The CLA and Tenant Farmers’ Association have clashed over claims of deteriorating relationships between landlords and tenants.
The TFA has suggested ‘aggressive’ behaviour from landlords’ agents has doubled or tripled rents for some farmers, causing ‘unnecessary distress and worry’ to tenants.
TFA chief executive George Dunn said: “Too often we see landlords’ agents seeking to introduce open market rents into reviews of rent on traditional holdings let under the Agricultural Holdings Act 1986, where the review process deliberately avoids consideration of the open market to produce a level of rent which is affordable for the tenant and fair to the landlord.
“TFA members are often left reeling when they receive correspondence suggesting rent levels double or triple what they are currently paying using this flawed approach.”
Agents are also said to be hiking tenants’ rents by adding the value of farmhouses to agreements.
The CLA, however, said it ‘did not accept the deterioration the TFA refers to’.
Chief surveyor Andrew Shirley added: “The CLA supports a system which encourages good landlord and tenant relationships, but these agreements need to exist in a modern and changing world.
“Many of the issues the TFA complains of fall within well-established law. The rents paid reflect the rental value of the whole holding, the legislation and the terms of the tenancy.”
In Scotland, relationships between tenants and landlords are overseen by a Tenant Farming Commissioner.
If the Commissioner conducts an investigation and finds the agent to be in the wrong, he will make his findings public.
Angus McCall, director of the Scottish Tenant Farmers’ Association, said: “The Commissioner has had several situations referred to him and the net result has been land agents have been a lot more careful in the way they deal with tenants and rent reviews and a lot more respectful of the situation between landlords and tenants.”

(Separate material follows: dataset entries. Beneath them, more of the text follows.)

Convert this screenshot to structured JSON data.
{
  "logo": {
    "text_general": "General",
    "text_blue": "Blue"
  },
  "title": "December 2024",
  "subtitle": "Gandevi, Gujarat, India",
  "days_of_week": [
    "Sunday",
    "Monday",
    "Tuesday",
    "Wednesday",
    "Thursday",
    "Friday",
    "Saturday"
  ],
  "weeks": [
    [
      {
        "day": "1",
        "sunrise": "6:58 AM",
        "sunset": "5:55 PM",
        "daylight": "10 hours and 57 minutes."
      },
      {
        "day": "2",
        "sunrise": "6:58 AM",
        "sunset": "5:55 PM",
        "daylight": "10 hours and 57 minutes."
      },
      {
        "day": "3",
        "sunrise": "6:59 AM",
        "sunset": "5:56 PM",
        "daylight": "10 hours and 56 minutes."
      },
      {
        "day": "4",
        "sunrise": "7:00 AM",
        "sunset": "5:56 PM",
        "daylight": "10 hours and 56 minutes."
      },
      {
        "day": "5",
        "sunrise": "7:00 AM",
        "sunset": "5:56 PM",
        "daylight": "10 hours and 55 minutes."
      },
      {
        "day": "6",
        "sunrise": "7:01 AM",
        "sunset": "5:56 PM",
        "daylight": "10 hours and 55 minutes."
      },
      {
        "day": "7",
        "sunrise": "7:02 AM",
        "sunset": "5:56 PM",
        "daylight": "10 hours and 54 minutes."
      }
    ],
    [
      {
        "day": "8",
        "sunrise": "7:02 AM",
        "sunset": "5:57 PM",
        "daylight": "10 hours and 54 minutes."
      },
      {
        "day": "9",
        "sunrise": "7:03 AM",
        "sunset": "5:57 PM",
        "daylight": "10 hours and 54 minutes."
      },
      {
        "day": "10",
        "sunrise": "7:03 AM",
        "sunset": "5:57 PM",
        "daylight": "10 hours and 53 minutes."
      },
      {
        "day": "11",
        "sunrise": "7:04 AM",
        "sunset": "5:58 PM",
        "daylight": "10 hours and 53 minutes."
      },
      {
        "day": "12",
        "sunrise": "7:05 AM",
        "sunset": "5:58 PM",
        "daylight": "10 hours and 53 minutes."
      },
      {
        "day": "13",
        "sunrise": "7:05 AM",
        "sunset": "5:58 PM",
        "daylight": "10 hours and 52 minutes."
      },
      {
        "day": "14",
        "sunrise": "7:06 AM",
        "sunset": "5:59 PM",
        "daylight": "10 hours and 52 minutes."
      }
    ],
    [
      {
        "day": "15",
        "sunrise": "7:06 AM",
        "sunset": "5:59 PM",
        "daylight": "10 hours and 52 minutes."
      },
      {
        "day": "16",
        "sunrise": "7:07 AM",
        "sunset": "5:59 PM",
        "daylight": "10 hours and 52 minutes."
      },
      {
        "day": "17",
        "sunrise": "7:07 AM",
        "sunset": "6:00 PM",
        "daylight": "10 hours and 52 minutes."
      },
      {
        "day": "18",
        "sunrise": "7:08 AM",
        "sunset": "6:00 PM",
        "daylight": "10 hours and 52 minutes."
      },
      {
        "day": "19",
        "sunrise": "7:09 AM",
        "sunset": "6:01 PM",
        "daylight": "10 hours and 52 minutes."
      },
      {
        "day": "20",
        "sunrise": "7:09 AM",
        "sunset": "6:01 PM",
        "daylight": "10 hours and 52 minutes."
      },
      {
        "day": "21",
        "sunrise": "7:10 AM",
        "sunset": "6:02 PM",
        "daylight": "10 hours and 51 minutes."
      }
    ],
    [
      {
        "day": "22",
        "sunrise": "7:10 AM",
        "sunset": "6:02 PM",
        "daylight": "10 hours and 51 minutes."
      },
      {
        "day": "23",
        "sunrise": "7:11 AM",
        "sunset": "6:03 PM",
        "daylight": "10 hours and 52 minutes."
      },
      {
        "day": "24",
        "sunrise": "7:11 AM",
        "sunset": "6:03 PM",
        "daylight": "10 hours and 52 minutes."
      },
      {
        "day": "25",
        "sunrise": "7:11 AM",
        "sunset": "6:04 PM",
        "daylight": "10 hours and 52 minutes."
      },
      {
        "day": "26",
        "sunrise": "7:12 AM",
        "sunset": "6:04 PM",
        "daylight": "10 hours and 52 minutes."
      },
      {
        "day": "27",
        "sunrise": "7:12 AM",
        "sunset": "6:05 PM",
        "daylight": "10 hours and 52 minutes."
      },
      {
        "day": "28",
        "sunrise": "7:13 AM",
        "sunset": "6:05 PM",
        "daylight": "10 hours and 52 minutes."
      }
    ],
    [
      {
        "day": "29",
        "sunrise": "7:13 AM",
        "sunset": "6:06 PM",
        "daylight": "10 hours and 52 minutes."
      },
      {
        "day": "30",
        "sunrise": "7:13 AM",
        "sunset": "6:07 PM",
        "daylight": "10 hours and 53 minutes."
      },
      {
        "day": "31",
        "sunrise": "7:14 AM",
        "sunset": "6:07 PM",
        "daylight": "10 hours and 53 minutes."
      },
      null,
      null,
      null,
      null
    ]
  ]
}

The CLA said the Scottish model would not be suitable for England and Wales because the tenanted sector was already strongly regulated, but it encouraged the TFA to engage with the Tenancy Reform Industry Group to ‘push a progressive industry forward’ post-Brexit.